7. Where however the words used in a lease are themselves not free from ambiguity, It is then necessary to refer to the circumstances under which the lease was given, the 'relationship of the parties and their subsequent conduct, in order to ascertain the exact nature of the terms agreed upon.
8. Applying these principles of law, enunciated in the foregoing cases to the facts of the present case, we have no doubt whatever that Doddamuthegowda got only a life interest and nothing more under the original of Ext. A; the words used in the said document are very important in construing the nature of the, interest conveyed under it. The document begins with the words 'Guttige kagada' meaning 'lease deed' and ends with the words 'khayam guttige kagada' which may be', translated as 'fixed or confirmed lease deed.' They' do not 'per se' imply that the lease is perpetual and inheritable, in the light of the various decisions, holding that the words 'khayam' or 'Saswatha' do not by themselves operate to create any interest beyond the lifetime of the grantee; the surrounding Circumstances also support this conclusion.
In Ext. A there is a stipulation that the grantee should look after the cocoanut plants, and replant such as those which are decayed and get destroyed, implying thereby that the granter had reserved some interest for himself. The subsequent conduct of the grantee also is hardly consistent with that of a person who had taken a perpetual and a heritable lease. Exhibit VII series are the letters in which he has stated that owing to want of rains, the crops have failed and that he was not prepared to cultivate the land and that it may be taken back; while in Exts. 8 and 8(b) which are money-order coupons, undoubtedly referring to the suit land, he has similarly stated that the wet land may be taken back as it was difficult for him to cultivate and may be given to somebody else.
D. W. 5 who is the Post Master of the village, states that he wrote those letters and M. O. coupons as instructed by the plaintiff. If the lease was khayam or permanent in the sense that it was heritable, the original lessee would hardly have thought of surrendering the same even before his death. Besides it is rather too much to imagine that Krishna Singh would part with all his rights in the property, the major portion of which is garden land, measuring four acres, for a mere pittance of Rs. 32/- per annum, in favour of the grantee who is neither his relative nor even his caste-man. It is thus clear that both on the interpretation of the document as well as on a consideration of all the relevant circumstances of the case including the subsequent conduct of the parties, the lease deed cannot be held to grant a heritable estate in the property.

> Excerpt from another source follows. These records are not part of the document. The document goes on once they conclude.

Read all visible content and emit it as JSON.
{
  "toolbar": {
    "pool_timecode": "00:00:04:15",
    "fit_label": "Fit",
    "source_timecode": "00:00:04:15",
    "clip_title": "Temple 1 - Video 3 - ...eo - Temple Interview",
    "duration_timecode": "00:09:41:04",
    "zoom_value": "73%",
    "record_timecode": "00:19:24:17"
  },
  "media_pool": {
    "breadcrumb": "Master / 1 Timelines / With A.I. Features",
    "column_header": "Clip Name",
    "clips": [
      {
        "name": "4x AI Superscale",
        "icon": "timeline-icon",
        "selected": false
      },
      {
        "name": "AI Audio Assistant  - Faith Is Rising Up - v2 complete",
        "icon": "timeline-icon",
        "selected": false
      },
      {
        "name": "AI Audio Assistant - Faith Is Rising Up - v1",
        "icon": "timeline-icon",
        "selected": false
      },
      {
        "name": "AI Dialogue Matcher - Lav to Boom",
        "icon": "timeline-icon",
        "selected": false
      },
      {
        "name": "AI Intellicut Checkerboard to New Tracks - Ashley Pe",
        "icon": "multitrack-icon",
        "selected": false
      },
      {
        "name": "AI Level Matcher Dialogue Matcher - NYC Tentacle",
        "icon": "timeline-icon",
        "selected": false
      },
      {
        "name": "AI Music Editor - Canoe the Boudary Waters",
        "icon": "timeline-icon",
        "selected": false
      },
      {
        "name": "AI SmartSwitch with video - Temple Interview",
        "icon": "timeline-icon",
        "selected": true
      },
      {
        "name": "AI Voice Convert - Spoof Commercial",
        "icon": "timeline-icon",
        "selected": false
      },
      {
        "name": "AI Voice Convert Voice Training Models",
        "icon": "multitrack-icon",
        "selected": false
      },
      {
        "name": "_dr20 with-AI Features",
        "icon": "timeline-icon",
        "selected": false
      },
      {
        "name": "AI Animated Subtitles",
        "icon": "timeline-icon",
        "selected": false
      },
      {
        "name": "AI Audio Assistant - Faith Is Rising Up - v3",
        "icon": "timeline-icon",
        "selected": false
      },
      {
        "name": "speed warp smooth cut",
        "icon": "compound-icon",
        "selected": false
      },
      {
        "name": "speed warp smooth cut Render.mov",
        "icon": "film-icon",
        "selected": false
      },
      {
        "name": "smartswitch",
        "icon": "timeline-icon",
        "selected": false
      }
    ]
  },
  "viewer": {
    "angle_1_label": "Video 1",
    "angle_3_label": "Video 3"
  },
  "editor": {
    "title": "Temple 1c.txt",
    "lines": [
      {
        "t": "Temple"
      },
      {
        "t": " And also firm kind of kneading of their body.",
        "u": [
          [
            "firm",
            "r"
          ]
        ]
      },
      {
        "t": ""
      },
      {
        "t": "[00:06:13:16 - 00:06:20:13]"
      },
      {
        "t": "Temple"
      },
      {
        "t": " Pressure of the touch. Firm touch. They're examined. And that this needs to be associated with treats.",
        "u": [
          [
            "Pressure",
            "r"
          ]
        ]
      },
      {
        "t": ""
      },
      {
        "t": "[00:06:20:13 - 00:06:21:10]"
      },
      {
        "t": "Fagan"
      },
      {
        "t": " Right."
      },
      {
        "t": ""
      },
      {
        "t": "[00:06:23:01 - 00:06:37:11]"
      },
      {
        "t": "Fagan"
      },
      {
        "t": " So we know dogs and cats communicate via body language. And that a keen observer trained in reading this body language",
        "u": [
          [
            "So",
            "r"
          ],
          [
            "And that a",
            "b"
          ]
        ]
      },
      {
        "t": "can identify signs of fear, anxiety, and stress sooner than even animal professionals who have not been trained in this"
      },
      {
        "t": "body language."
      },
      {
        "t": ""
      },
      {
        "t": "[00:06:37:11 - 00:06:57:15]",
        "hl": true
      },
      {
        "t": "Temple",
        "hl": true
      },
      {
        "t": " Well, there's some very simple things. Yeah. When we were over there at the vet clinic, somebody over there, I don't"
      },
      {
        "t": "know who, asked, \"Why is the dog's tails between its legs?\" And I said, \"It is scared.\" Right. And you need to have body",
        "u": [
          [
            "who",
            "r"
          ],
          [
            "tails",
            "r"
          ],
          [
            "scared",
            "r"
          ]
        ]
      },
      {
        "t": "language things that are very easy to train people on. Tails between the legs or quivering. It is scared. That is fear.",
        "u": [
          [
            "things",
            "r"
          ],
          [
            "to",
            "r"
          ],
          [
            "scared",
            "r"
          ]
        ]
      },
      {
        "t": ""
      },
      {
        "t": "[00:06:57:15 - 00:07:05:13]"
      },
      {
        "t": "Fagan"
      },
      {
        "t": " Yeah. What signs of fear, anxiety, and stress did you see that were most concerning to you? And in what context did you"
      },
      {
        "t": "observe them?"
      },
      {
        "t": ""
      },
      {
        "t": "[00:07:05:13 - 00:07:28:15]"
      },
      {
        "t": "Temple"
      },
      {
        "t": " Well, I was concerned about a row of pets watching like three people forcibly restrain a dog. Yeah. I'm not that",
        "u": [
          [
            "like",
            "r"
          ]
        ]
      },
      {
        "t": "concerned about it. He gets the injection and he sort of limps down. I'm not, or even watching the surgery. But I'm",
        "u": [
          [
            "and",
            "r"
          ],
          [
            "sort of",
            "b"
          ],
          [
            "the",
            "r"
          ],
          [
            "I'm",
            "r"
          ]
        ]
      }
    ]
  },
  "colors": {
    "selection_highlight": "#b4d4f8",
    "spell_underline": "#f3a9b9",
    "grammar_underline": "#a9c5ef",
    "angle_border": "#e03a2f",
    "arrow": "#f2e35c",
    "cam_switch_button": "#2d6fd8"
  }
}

9. In the result, I do not see any reason todisagree with the concurrent decisions of theCourts below. The appeal therefore fails andis dismissed with costs. Advocate's fee isRs. 50/-.
10. Appeal dismissed.